Skip to Content
MIT News magazine

An Attractive Prospect

Researchers get gas to act like a magnet
December 21, 2009

For decades, scientists have wondered whether a gas or liquid can become ferromagnetic–remaining strongly magnetized even in the absence of a magnetic field, as iron and nickel do. Now, for the first time, MIT physicists have observed ferromagnetic behavior in an atomic gas.

MAGNETIC GAS Graduate student Gyu-Boong Jo optimizes the laser beam position on the mirror of the optical setup that produced an ultracold gas of lithium atoms.

The MIT team–led by David Pritchard and Wolfgang Ketterle, physics professors and principal investigators at the Research Laboratory of Electronics–observed the behavior in a gas of lithium atoms cooled to near absolute zero: 150 billionths of a kelvin (-273 °C or -460 °F). If confirmed, the results will prove that a gas of elementary particles known as fermions (the class that includes electrons and protons) can be ferro­magnetic even though it lacks the crystalline structure of common magnets.

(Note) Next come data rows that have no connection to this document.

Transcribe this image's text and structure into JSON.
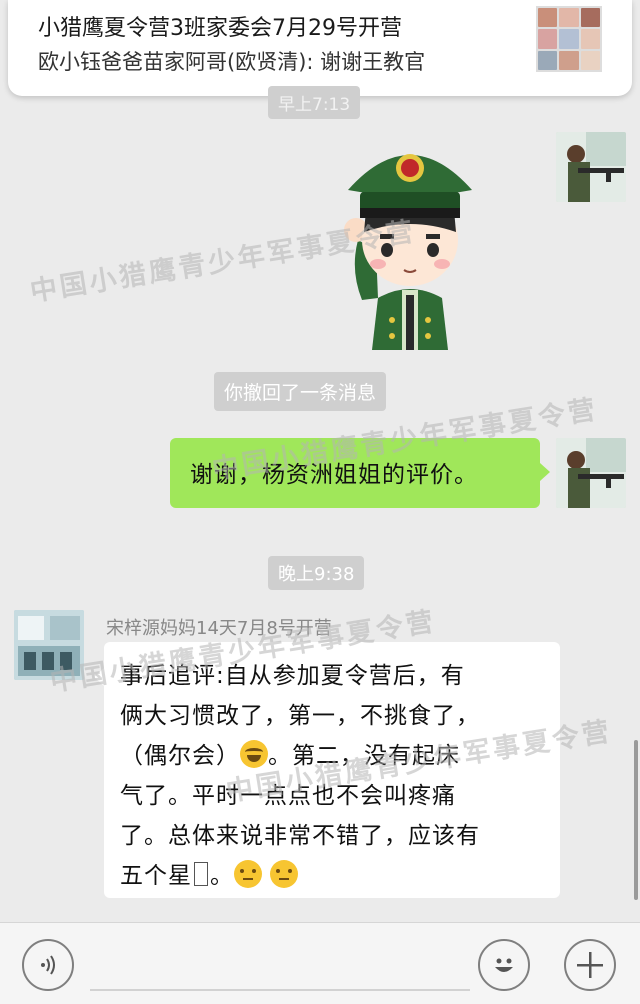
{
  "notification": {
    "title": "小猎鹰夏令营3班家委会7月29号开营",
    "message": "欧小钰爸爸苗家阿哥(欧贤清): 谢谢王教官",
    "partial_time": "早上7:13"
  },
  "chat": {
    "recalled_notice": "你撤回了一条消息",
    "sent_message": "谢谢，杨资洲姐姐的评价。",
    "timestamp": "晚上9:38",
    "sender_name": "宋梓源妈妈14天7月8号开营",
    "received_lines": [
      "事后追评:自从参加夏令营后，有",
      "俩大习惯改了，第一，不挑食了，",
      "（偶尔会）",
      "。第二，没有起床",
      "气了。平时一点点也不会叫疼痛",
      "了。总体来说非常不错了，应该有",
      "五个星"
    ],
    "watermark_text": "中国小猎鹰青少年军事夏令营"
  },
  "icons": {
    "voice": "voice-icon",
    "emoji": "emoji-icon",
    "plus": "plus-icon",
    "emoji_laugh": "laughing-tears-emoji",
    "emoji_think": "thinking-emoji"
  },
  "colors": {
    "chat_background": "#ebebeb",
    "sent_bubble": "#a0e75a",
    "received_bubble": "#ffffff",
    "pill": "#cfcfcf"
  }
}
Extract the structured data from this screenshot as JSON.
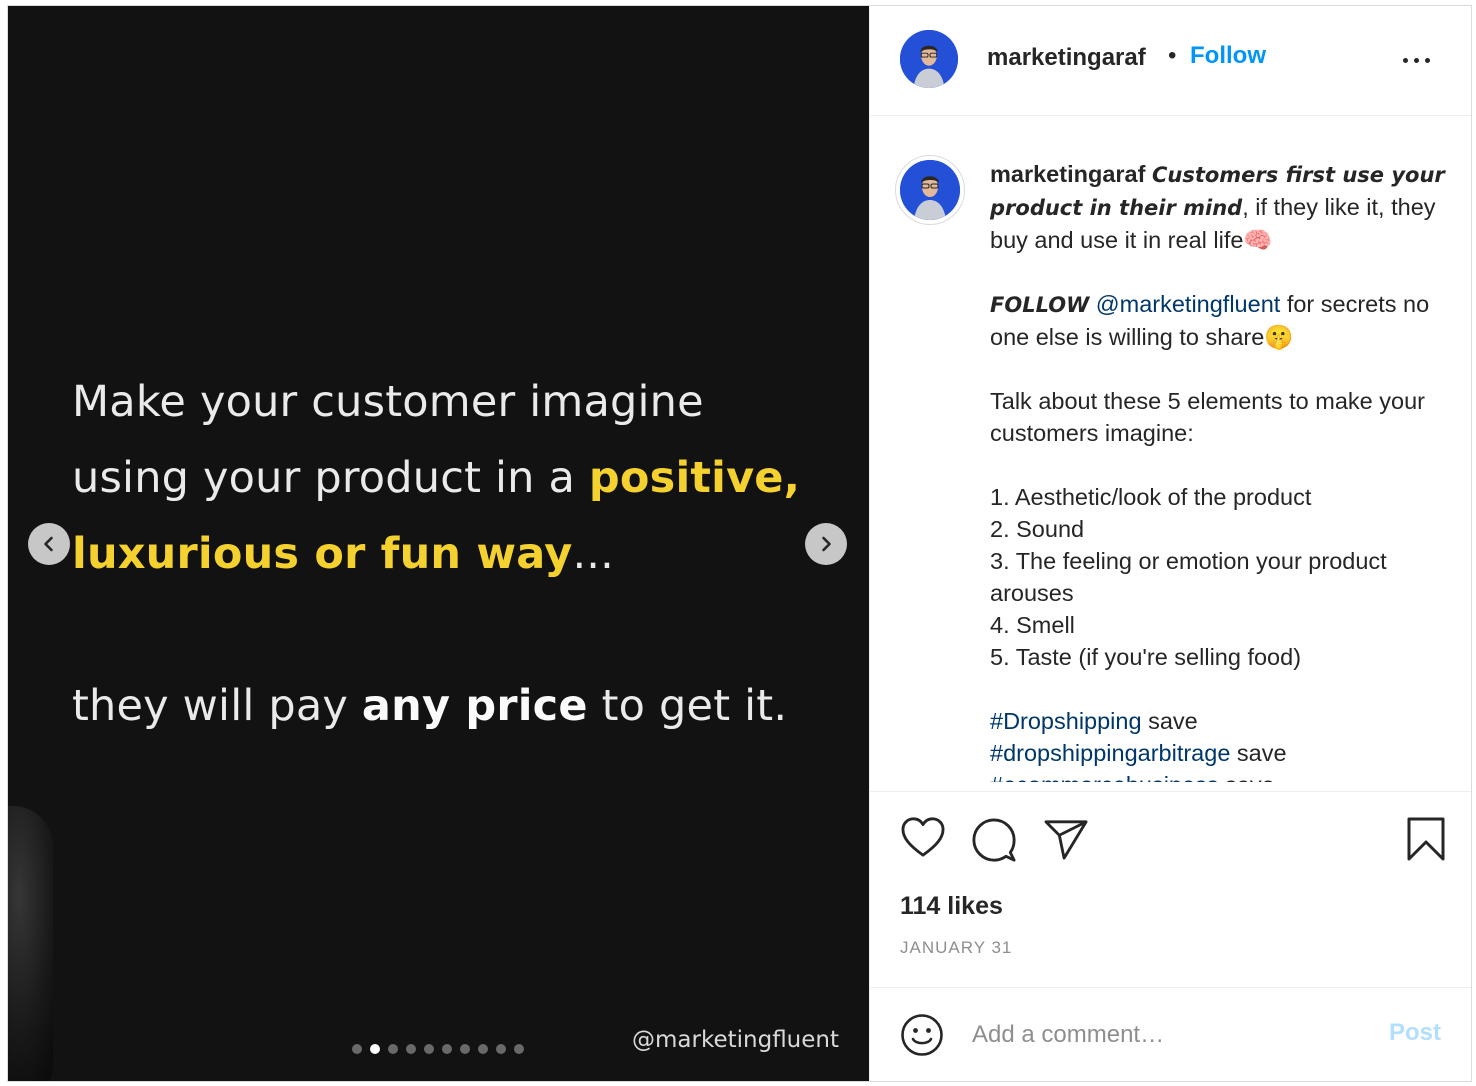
{
  "media": {
    "slide_lines": {
      "l1": "Make your customer imagine",
      "l2_plain": "using your product in a ",
      "l2_hl": "positive,",
      "l3_hl": "luxurious or fun way",
      "l3_plain": "...",
      "l4_a": "they will pay ",
      "l4_bold": "any price",
      "l4_b": " to get it."
    },
    "watermark": "@marketingfluent",
    "highlight_color": "#f5d12f",
    "carousel": {
      "total": 10,
      "active": 2
    }
  },
  "header": {
    "username": "marketingaraf",
    "separator": "•",
    "follow_label": "Follow"
  },
  "caption": {
    "username": "marketingaraf",
    "italic_lead": "Customers first use your product in their mind",
    "after_lead": ", if they like it, they buy and use it in real life🧠",
    "follow_word": "FOLLOW",
    "mention": "@marketingfluent",
    "follow_rest": " for secrets no one else is willing to share🤫",
    "intro": "Talk about these 5 elements to make your customers imagine:",
    "list": [
      "1. Aesthetic/look of the product",
      "2. Sound",
      "3. The feeling or emotion your product arouses",
      "4. Smell",
      "5. Taste (if you're selling food)"
    ],
    "hashtags": [
      {
        "tag": "#Dropshipping",
        "rest": " save"
      },
      {
        "tag": "#dropshippingarbitrage",
        "rest": " save"
      },
      {
        "tag": "#ecommercebusiness",
        "rest": " save"
      }
    ]
  },
  "footer": {
    "likes": "114 likes",
    "date": "JANUARY 31",
    "comment_placeholder": "Add a comment…",
    "post_label": "Post"
  },
  "icons": {
    "like": "heart-icon",
    "comment": "comment-icon",
    "share": "paper-plane-icon",
    "save": "bookmark-icon",
    "emoji": "smiley-icon",
    "more": "more-options-icon",
    "prev": "chevron-left-icon",
    "next": "chevron-right-icon"
  },
  "colors": {
    "follow": "#0095f6",
    "link": "#00376b",
    "post_disabled": "#b2dffc"
  }
}
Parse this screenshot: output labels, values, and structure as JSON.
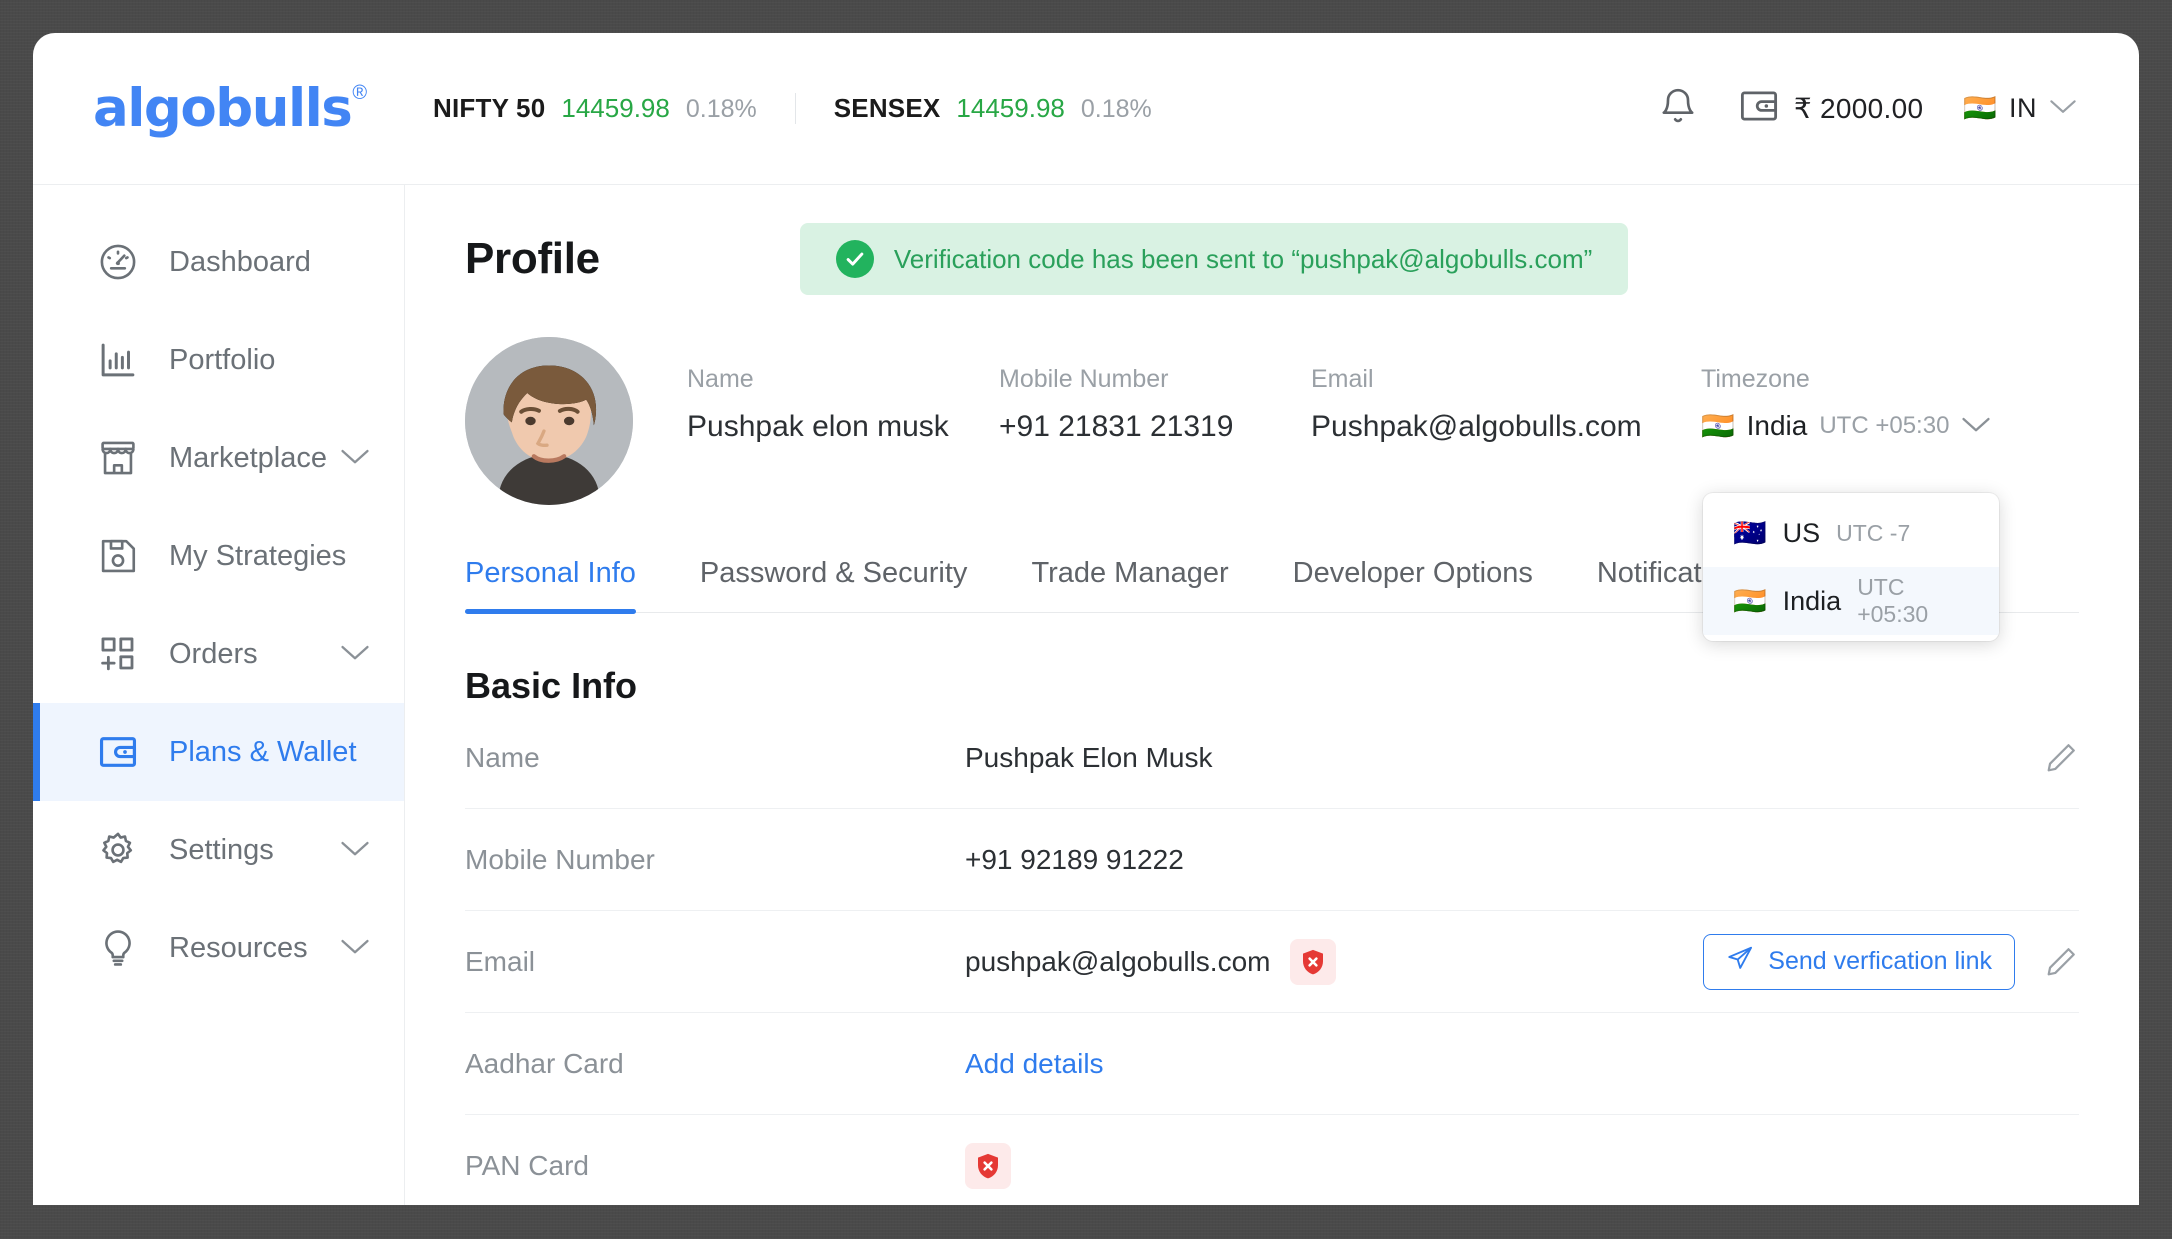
{
  "header": {
    "logo_text": "algobulls",
    "logo_registered": "®",
    "tickers": [
      {
        "name": "NIFTY 50",
        "value": "14459.98",
        "change": "0.18%"
      },
      {
        "name": "SENSEX",
        "value": "14459.98",
        "change": "0.18%"
      }
    ],
    "bell_icon": "bell-icon",
    "wallet_icon": "wallet-icon",
    "wallet_amount": "₹ 2000.00",
    "country_flag": "🇮🇳",
    "country_code": "IN",
    "country_caret": "chevron-down-icon"
  },
  "sidebar": {
    "items": [
      {
        "label": "Dashboard",
        "icon": "speedometer-icon",
        "expandable": false,
        "active": false
      },
      {
        "label": "Portfolio",
        "icon": "bar-chart-icon",
        "expandable": false,
        "active": false
      },
      {
        "label": "Marketplace",
        "icon": "storefront-icon",
        "expandable": true,
        "active": false
      },
      {
        "label": "My Strategies",
        "icon": "save-disk-icon",
        "expandable": false,
        "active": false
      },
      {
        "label": "Orders",
        "icon": "grid-plus-icon",
        "expandable": true,
        "active": false
      },
      {
        "label": "Plans & Wallet",
        "icon": "wallet-icon",
        "expandable": false,
        "active": true
      },
      {
        "label": "Settings",
        "icon": "gear-icon",
        "expandable": true,
        "active": false
      },
      {
        "label": "Resources",
        "icon": "lightbulb-icon",
        "expandable": true,
        "active": false
      }
    ]
  },
  "page": {
    "title": "Profile",
    "toast": {
      "icon": "check-circle-icon",
      "message": "Verification code has been sent to “pushpak@algobulls.com”"
    },
    "summary": {
      "avatar_alt": "user-avatar",
      "fields": [
        {
          "label": "Name",
          "value": "Pushpak elon musk"
        },
        {
          "label": "Mobile Number",
          "value": "+91 21831 21319"
        },
        {
          "label": "Email",
          "value": "Pushpak@algobulls.com"
        }
      ],
      "timezone": {
        "label": "Timezone",
        "flag": "🇮🇳",
        "country": "India",
        "offset": "UTC +05:30",
        "caret": "chevron-down-icon"
      }
    },
    "timezone_dropdown": {
      "options": [
        {
          "flag": "🇦🇺",
          "name": "US",
          "offset": "UTC -7",
          "selected": false
        },
        {
          "flag": "🇮🇳",
          "name": "India",
          "offset": "UTC +05:30",
          "selected": true
        }
      ]
    },
    "tabs": [
      {
        "label": "Personal Info",
        "active": true
      },
      {
        "label": "Password & Security",
        "active": false
      },
      {
        "label": "Trade Manager",
        "active": false
      },
      {
        "label": "Developer Options",
        "active": false
      },
      {
        "label": "Notifications",
        "active": false
      }
    ],
    "basic_info": {
      "section_title": "Basic Info",
      "rows": [
        {
          "label": "Name",
          "value": "Pushpak Elon Musk",
          "is_link": false,
          "badge": null,
          "send_button": null,
          "edit": true
        },
        {
          "label": "Mobile Number",
          "value": "+91 92189 91222",
          "is_link": false,
          "badge": null,
          "send_button": null,
          "edit": false
        },
        {
          "label": "Email",
          "value": "pushpak@algobulls.com",
          "is_link": false,
          "badge": "shield-x-icon",
          "send_button": "Send verfication link",
          "edit": true
        },
        {
          "label": "Aadhar Card",
          "value": "Add details",
          "is_link": true,
          "badge": null,
          "send_button": null,
          "edit": false
        },
        {
          "label": "PAN Card",
          "value": "",
          "is_link": false,
          "badge": "shield-x-icon",
          "send_button": null,
          "edit": false
        }
      ]
    }
  },
  "colors": {
    "brand_blue": "#2f7ced",
    "logo_blue": "#4285f4",
    "ticker_green": "#28a745",
    "toast_bg": "#d9f2e3",
    "toast_text": "#2aa05b",
    "danger_red": "#e53935",
    "muted_grey": "#9aa0a6"
  }
}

In magnets that consist of a repeating crystal structure, such as iron and nickel, ferromagnetism occurs when unpaired electrons spontaneously align in the same direction. The alignment breaks down above a certain temperature, but because that temperature is usually very high–768 °C in the case of iron–magnetism is virtually permanent in these materials. In Fermi gases (which are found in neutron stars, for example), atoms can sometimes act as little magnets that align the way electrons do in crystalline materials. But this phenomenon can occur only under certain circumstances, such as at very low temperatures.

In their experiment, reported in the journal Science, the MIT researchers worked with the Fermi gas lithium-6, trapping a cloud of ultracold lithium atoms in the focus of an infrared laser beam. When they used a magnetic field to gradually increase the repulsive forces between the atoms and observed the results by means of laser illumination, they detected several behaviors indicating that the gas had become ferromagnetic. The cloud first became bigger and then suddenly shrank. When the atoms were released from the trap, the cloud expanded rapidly.

This and other observations agreed with theoretical predictions that if atoms in such materials were confined at very low temperatures, they would spontaneously align to lower their kinetic energy, inducing a ferro­magnetic state. The researchers didn’t detect such alignment directly. But the atoms “started to form molecules and may not have had enough time to develop regions of aligned atoms large enough for us to see,” says ­Pritchard. “The evidence is pretty strong, but it is not yet a slam dunk.” Christophe ­Salomon, research director at France’s National Center for Scientific Research, says the findings offer convincing preliminary evidence that Fermi gases display the type of ferromagnetism found in solid crystalline materials.

The MIT research is part of a program studying novel magnetic materials–which have important applications in data storage, nanotechnology, and medical diagnostics–and the interplay between magnetism and superconductivity. The work is a continuation of earlier research on Bose-Einstein condensates, a form of matter in which particles condense and act as one big wave. ­Ketterle shared the 2001 Nobel Prize in physics for discovering this long-sought form of matter. “We still use the same refrigerator that we used to study Bose-­Einstein condensates,” says Ketterle. “But the science is very different. Ten years ago, I would have never thought that I would study magnetism today.”

Keep Reading

Most Popular

AV2.0 autonomous vehicles adapt to unknown road conditions concept
AV2.0 autonomous vehicles adapt to unknown road conditions concept

The big new idea for making self-driving cars that can go anywhere

The mainstream approach to driverless cars is slow and difficult. These startups think going all-in on AI will get there faster.

biomass with Charm mobile unit in background
biomass with Charm mobile unit in background

Inside Charm Industrial’s big bet on corn stalks for carbon removal

The startup used plant matter and bio-oil to sequester thousands of tons of carbon. The question now is how reliable, scalable, and economical this approach will prove.

images created by Google Imagen
images created by Google Imagen

The dark secret behind those cute AI-generated animal images

Google Brain has revealed its own image-making AI, called Imagen. But don't expect to see anything that isn't wholesome.

AGI is just chatter for now concept
AGI is just chatter for now concept

The hype around DeepMind’s new AI model misses what’s actually cool about it

Some worry that the chatter about these tools is doing the whole field a disservice.

Stay connected

Illustration by Rose WongIllustration by Rose Wong

Get the latest updates from
MIT Technology Review

Discover special offers, top stories, upcoming events, and more.

Thank you for submitting your email!

Explore more newsletters

It looks like something went wrong.

We’re having trouble saving your preferences. Try refreshing this page and updating them one more time. If you continue to get this message, reach out to us at customer-service@technologyreview.com with a list of newsletters you’d like to receive.